We’re going to find out very shortly if Chatham-Kent council has the courage to learn from its mistakes regarding woodlot management.
Next Monday, council will examine a staff report that includes a draft bylaw and the development of a conservation policy by next April.
Unless council enacts an immediate moratorium on clear-cutting, any other action it takes is, in present terms, irrelevant.
Council had a chance to do the right thing earlier this year when the idea of a bylaw was first proposed, but it caved in to special interests. As a result, woodlot after woodlot was chopped, stripped and burned.
Another delay and we can expect more of the same.
One reason this area is one of only two in Southwestern Ontario without any bylaw is that even the mention of a bylaw gave local politicians an anxiety attack.
“We can’t talk about that because the landowners will cut down the trees before we get it done” was the common school of thought.
They were right.
When Wallaceburg Coun. Sheldon Parsons broached the issue and council ducked it, the chainsaws went into action.
The legacy is in the giant piles of dead trees and the desert-like dust storms sweeping across acres that had been protected by tree cover.
Let’s be very clear here. We are NOT favouring a bylaw – we are NOT favouring a policy.
We favour stopping clear cutting until responsible representatives from each viewpoint have a chance to develop what’s best for our community.
It is beyond comprehension how council can’t see the wisdom in protecting what we have (or had) while we plan for the future.
A lack of action is nothing more than political pandering to special interest groups.
Caught in the middle are responsible landowners (many of them farmers) who are getting tarred with a very broad brush.

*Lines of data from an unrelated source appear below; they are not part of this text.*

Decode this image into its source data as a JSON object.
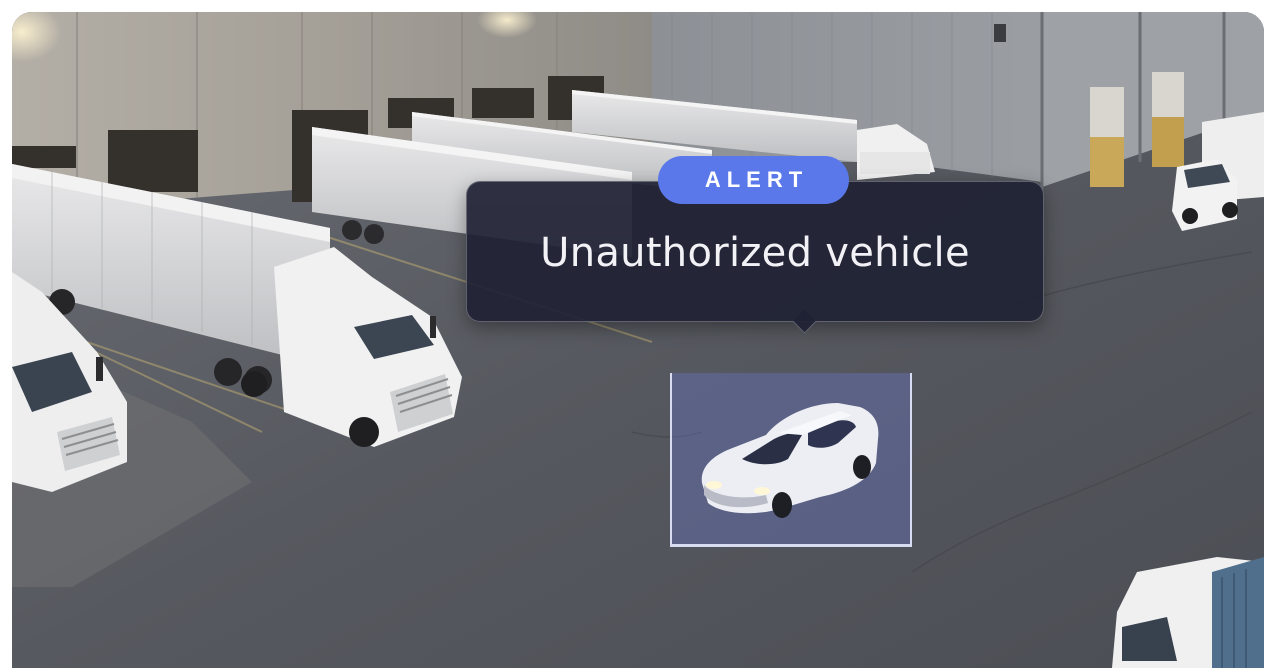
{
  "alert": {
    "badge_label": "ALERT",
    "message": "Unauthorized vehicle"
  },
  "detection": {
    "object": "car-icon"
  },
  "colors": {
    "badge": "#5a78ea",
    "card_background": "#202234",
    "detection_overlay": "#6e78d2",
    "frame_outline": "#d8dcf0"
  }
}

It’s a minority of landowners who use the benefits of being in a community when it suits their purposes and claim independence when being part of that community means thinking of more than their narrow interests.
We need leadership now, not in six months.